    The Willo Steakhouse (16898 State Hwy 49, Nevada City)
    Along Highway 49, just west of Nevada City, is The Willo, a classic roadhouse and bar where you’re welcomed by the smell of steak and a dining room full of locals. In 1947 a Quonset hut (a semi-cylindrical building) was purchased from the US Army and transported to its current location, and opened as a bar, which became popular with lumberjacks and miners. The bar was passed down through the decades and a covered structure was added to enlarge the bar and create a dining area. The original Quonset beams are still visible in the bar and current owners Mike Byrne and Nancy Wilson keep the roadhouse tradition going with carefully aged New York steaks and house made ingredients. Pair your steak or fish with a local wine, such as the Rough and Ready Red, or bring your own for a small corkage fee. Check the website for specials, such as rib-eye on Fridays.

    Outside Inn (575 E Broad St.)
    A 16-room motel a short walk from downtown, each room features a unique décor, such as the Paddlers’ Suite or the Wildflower Room. A friendly staff and an office full of information about local trails, swimming and biking gets you started on your outdoor exploration. Amenities include an outdoor shower, a summer swimming pool and picnic tables and barbeques. Don’t miss the free vegetable cart just outside the motel in the mornings.
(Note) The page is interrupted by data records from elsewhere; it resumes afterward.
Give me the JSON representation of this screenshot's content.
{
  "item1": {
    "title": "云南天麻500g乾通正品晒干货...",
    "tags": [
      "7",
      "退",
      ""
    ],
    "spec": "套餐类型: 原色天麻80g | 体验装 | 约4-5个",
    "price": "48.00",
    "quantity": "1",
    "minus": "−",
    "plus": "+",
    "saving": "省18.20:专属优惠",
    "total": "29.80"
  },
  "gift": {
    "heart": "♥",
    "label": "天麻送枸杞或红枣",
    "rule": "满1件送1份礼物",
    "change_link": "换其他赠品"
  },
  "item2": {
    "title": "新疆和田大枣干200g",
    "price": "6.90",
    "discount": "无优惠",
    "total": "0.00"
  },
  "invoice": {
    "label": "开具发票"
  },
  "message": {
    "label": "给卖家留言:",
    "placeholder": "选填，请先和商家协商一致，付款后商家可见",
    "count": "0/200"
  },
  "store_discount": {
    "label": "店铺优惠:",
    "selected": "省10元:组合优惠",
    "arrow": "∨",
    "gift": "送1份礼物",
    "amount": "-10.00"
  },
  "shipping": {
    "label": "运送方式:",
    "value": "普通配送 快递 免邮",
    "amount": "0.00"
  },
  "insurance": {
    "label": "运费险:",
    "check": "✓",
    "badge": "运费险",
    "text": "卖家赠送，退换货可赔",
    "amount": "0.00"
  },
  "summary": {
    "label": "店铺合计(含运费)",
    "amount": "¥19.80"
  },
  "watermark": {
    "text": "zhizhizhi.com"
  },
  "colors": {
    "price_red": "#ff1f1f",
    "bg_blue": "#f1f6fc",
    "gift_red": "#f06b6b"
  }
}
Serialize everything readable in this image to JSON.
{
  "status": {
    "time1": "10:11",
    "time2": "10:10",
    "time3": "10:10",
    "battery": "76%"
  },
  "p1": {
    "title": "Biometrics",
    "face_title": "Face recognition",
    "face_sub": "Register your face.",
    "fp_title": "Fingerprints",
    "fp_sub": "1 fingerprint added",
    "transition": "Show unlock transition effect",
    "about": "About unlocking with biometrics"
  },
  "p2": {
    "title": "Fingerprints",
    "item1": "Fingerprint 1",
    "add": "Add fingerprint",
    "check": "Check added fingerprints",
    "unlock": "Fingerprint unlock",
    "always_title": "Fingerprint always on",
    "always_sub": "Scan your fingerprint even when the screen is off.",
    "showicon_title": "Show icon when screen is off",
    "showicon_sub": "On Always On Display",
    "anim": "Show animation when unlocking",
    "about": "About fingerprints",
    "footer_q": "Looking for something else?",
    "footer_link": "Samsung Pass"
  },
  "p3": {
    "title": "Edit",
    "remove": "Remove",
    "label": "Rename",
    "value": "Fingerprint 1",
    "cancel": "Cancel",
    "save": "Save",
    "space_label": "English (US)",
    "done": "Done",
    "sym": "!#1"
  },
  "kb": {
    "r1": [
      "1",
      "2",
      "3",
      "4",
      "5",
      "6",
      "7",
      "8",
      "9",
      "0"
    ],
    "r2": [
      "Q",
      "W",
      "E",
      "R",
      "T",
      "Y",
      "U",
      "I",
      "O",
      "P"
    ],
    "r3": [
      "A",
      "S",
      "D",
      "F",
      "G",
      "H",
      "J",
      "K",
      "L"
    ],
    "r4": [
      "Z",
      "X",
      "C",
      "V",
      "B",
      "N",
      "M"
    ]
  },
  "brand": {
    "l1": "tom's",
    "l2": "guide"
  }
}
    Written and photographed by Beth LaBerge for the SF Weekly.

  • Arcade Fire at Shoreline
    Arcade Fire opened their US tour at Shoreline Amphitheater to a full house who was there in support of their album "Reflector," which was released last fall. Dan Deacon opened the show to a happily surprised early audience and got the crowd actively dancing and warmed up. DEVO was originally on the bill to support Arcade Fire but a kayak accident last week had sidelined lead singer Mark Mothersbaugh and the duration of the west coast leg of the tour. Win Butler did a homage to DEVO by performing Uncontrollable Urge.

Popular Stories

  1. Most Popular Stories
  2. Stories You Missed
  1. Most Popular